Wise Water Usage Tips for Pueblo West residents
While the weather over the past few weeks has been uncharacteristically rainy, Pueblo West’s traditionally arid climate and reduced snowpack this year make it essential for residents to use water wisely and understand the implications of plant selection on their properties.
The low rainfall, clay soils, and hot drying winds should be taken into consideration when designing landscapes or gardens in order to make decisions that produce the most successful growth and survival while using water most efficiently, according to Pueblo West Metro District Utilities Program Coordinator Katherine Kallenbach.
Pueblo West is an arid region with an annual rainfall of only 12 inches each year. The primary source of drinking water comes from the snow-pack above Twin Lakes Reservoir near Leadville. Kallenbach suggests examining the physical characteristics of your yard before designing and planting your gardens and landscapes. For example, sunny west and south sides are typically best suited for drought-tolerant plants while cooler north and east sides are best for low to moderate water-use plants.
Rock and native or low-water plants work best in the Pueblo West climate. If using turf, limit high water-use turf to high traffic areas. Otherwise, Buffalo Grass or Blue Grama are best in this region. Visit www.plantselect.org for drought-tolerant plant lists and other gardening resources.
Try grouping plants together by watering needs and adding mulch to planting beds from two to three inches, which can reduce evaporation and water usage by more than 25 percent. Once planted, align your irrigation system or watering schedule based on those zones’ specific needs to help avoid over-watering some areas or under-watering others.
Conserve Pueblo West water during rainy times by hitting the rain delay button on your timer or turning it off completely during wet weather patterns.
Walk your zones every month as irrigation systems must be maintained and checked for broken heads, leaks and sprayer misalignments throughout the season.
Water only before 8 am or after 7 pm to reduce water loss from evaporation and wind.
Water no more than 3 days per week.
Group plants together based on their water needs to avoid over-watering.
Use the “cycle and soak” method, which breaks up your total watering time, per zone, into three shorter intervals spaced at least an hour apart.
Smart controllers adjust your irrigation schedule based on the conditions of your landscape.

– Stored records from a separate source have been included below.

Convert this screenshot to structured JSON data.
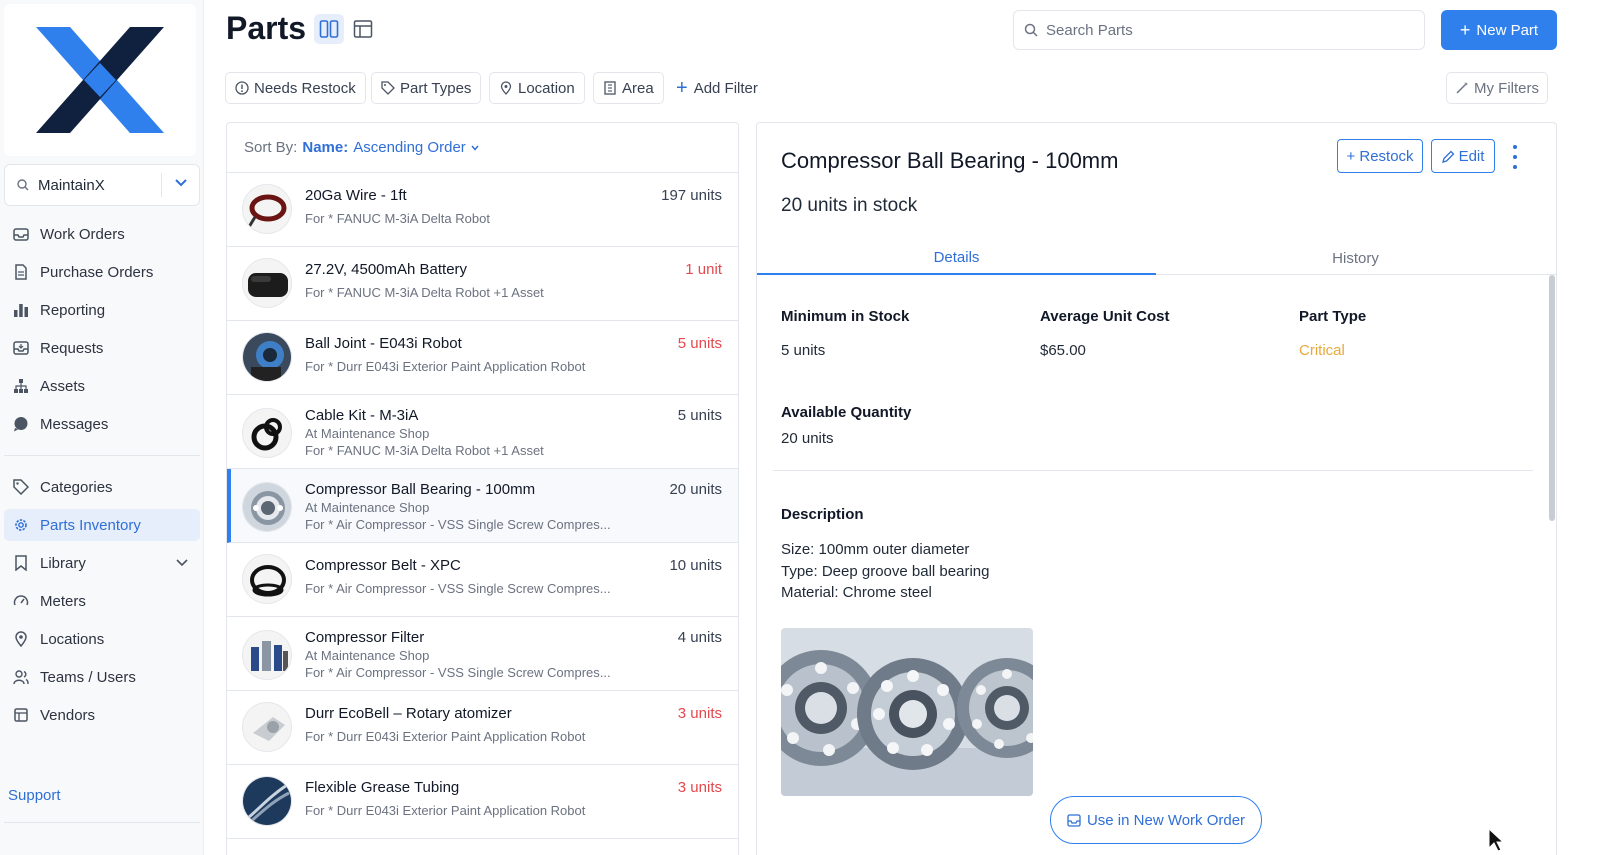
{
  "app": {
    "brand_colors": {
      "navy": "#10203f",
      "blue": "#2f80ed"
    }
  },
  "sidebar": {
    "org_name": "MaintainX",
    "items": [
      {
        "label": "Work Orders",
        "icon": "work-orders-icon"
      },
      {
        "label": "Purchase Orders",
        "icon": "purchase-orders-icon"
      },
      {
        "label": "Reporting",
        "icon": "bar-chart-icon"
      },
      {
        "label": "Requests",
        "icon": "inbox-icon"
      },
      {
        "label": "Assets",
        "icon": "hierarchy-icon"
      },
      {
        "label": "Messages",
        "icon": "chat-icon"
      },
      {
        "label": "Categories",
        "icon": "tag-icon"
      },
      {
        "label": "Parts Inventory",
        "icon": "gear-icon",
        "active": true
      },
      {
        "label": "Library",
        "icon": "bookmark-icon"
      },
      {
        "label": "Meters",
        "icon": "gauge-icon"
      },
      {
        "label": "Locations",
        "icon": "map-pin-icon"
      },
      {
        "label": "Teams / Users",
        "icon": "users-icon"
      },
      {
        "label": "Vendors",
        "icon": "vendors-icon"
      }
    ],
    "support_label": "Support"
  },
  "header": {
    "title": "Parts",
    "search_placeholder": "Search Parts",
    "new_part_label": "New Part"
  },
  "filters": {
    "chips": [
      "Needs Restock",
      "Part Types",
      "Location",
      "Area"
    ],
    "add_filter_label": "Add Filter",
    "my_filters_label": "My Filters"
  },
  "list": {
    "sort_prefix": "Sort By:",
    "sort_key": "Name:",
    "sort_value": "Ascending Order",
    "parts": [
      {
        "name": "20Ga Wire - 1ft",
        "lines": [
          "For * FANUC M-3iA Delta Robot"
        ],
        "qty": "197 units",
        "low": false
      },
      {
        "name": "27.2V, 4500mAh Battery",
        "lines": [
          "For * FANUC M-3iA Delta Robot +1 Asset"
        ],
        "qty": "1 unit",
        "low": true
      },
      {
        "name": "Ball Joint - E043i Robot",
        "lines": [
          "For * Durr E043i Exterior Paint Application Robot"
        ],
        "qty": "5 units",
        "low": true
      },
      {
        "name": "Cable Kit - M-3iA",
        "lines": [
          "At Maintenance Shop",
          "For * FANUC M-3iA Delta Robot +1 Asset"
        ],
        "qty": "5 units",
        "low": false
      },
      {
        "name": "Compressor Ball Bearing - 100mm",
        "lines": [
          "At Maintenance Shop",
          "For * Air Compressor - VSS Single Screw Compres..."
        ],
        "qty": "20 units",
        "low": false,
        "selected": true
      },
      {
        "name": "Compressor Belt - XPC",
        "lines": [
          "For * Air Compressor - VSS Single Screw Compres..."
        ],
        "qty": "10 units",
        "low": false
      },
      {
        "name": "Compressor Filter",
        "lines": [
          "At Maintenance Shop",
          "For * Air Compressor - VSS Single Screw Compres..."
        ],
        "qty": "4 units",
        "low": false
      },
      {
        "name": "Durr EcoBell – Rotary atomizer",
        "lines": [
          "For * Durr E043i Exterior Paint Application Robot"
        ],
        "qty": "3 units",
        "low": true
      },
      {
        "name": "Flexible Grease Tubing",
        "lines": [
          "For * Durr E043i Exterior Paint Application Robot"
        ],
        "qty": "3 units",
        "low": true
      }
    ]
  },
  "detail": {
    "title": "Compressor Ball Bearing - 100mm",
    "stock": "20 units in stock",
    "restock_label": "+ Restock",
    "edit_label": "Edit",
    "tabs": [
      "Details",
      "History"
    ],
    "fields": {
      "min_label": "Minimum in Stock",
      "min_value": "5 units",
      "avg_label": "Average Unit Cost",
      "avg_value": "$65.00",
      "type_label": "Part Type",
      "type_value": "Critical",
      "avail_label": "Available Quantity",
      "avail_value": "20 units"
    },
    "description_label": "Description",
    "description_lines": [
      "Size: 100mm outer diameter",
      "Type: Deep groove ball bearing",
      "Material: Chrome steel"
    ],
    "use_button_label": "Use in New Work Order"
  }
}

A controller will automatically adjust sprinkler run times based on weather, soil type, sprinkler type and plant types. The Metro District offers a rebate for up to $50.00 or the cost of the controller, whichever is the lower amount. Visit https://pueblowestmetro.com/524/Smart-Controller-or-Rain-Sensor-Rebate for an application and a list of eligible WaterSense certified controllers.

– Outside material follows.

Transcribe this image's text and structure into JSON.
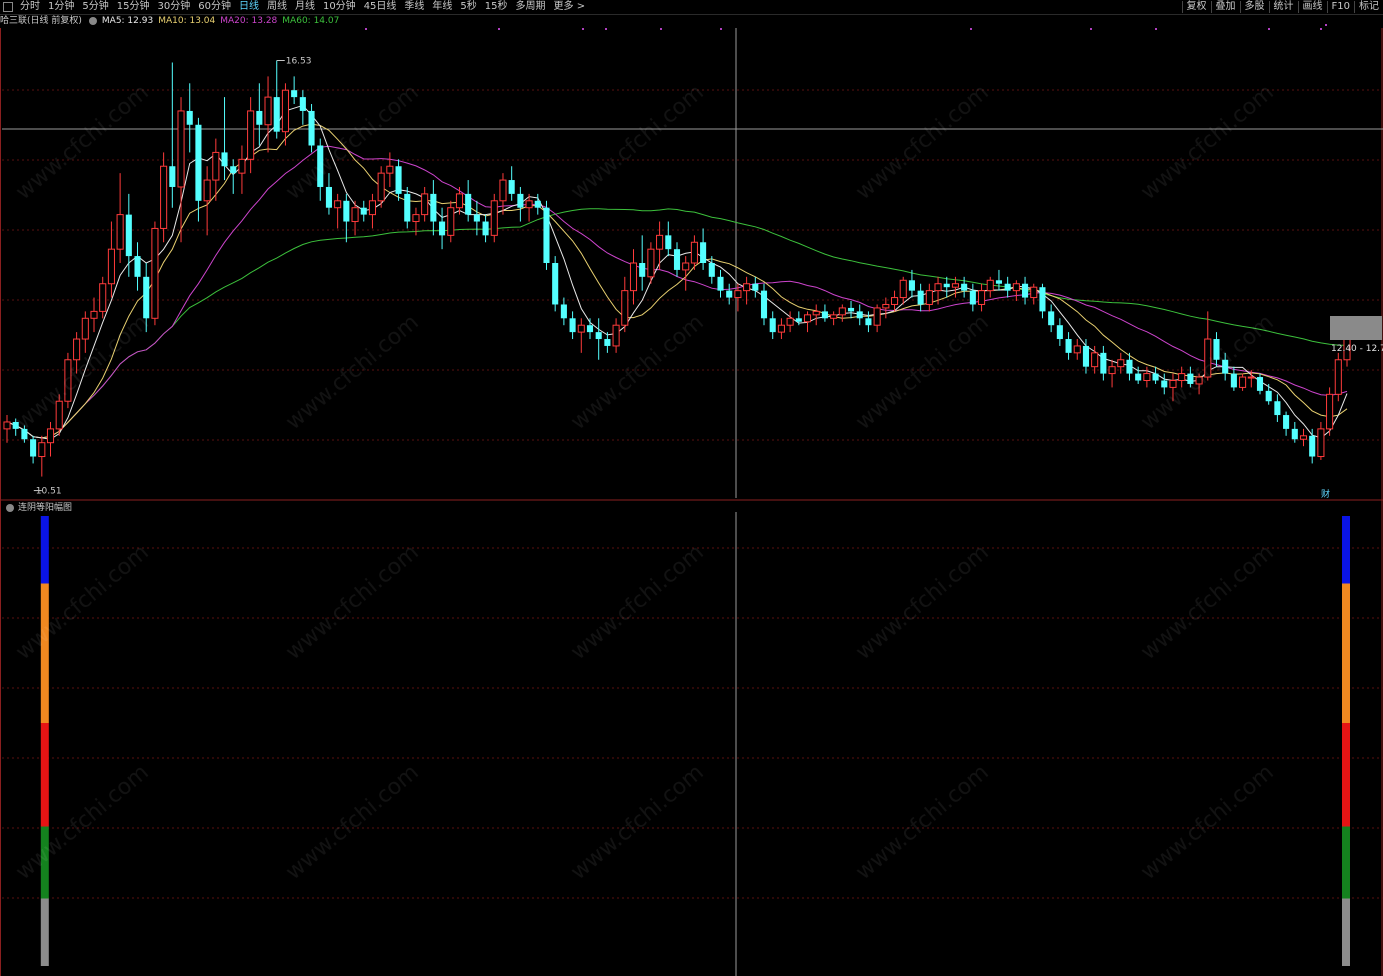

Contact Kallenbach at email@example.com for more information on the efficient use of water and appropriate plant and turf selection.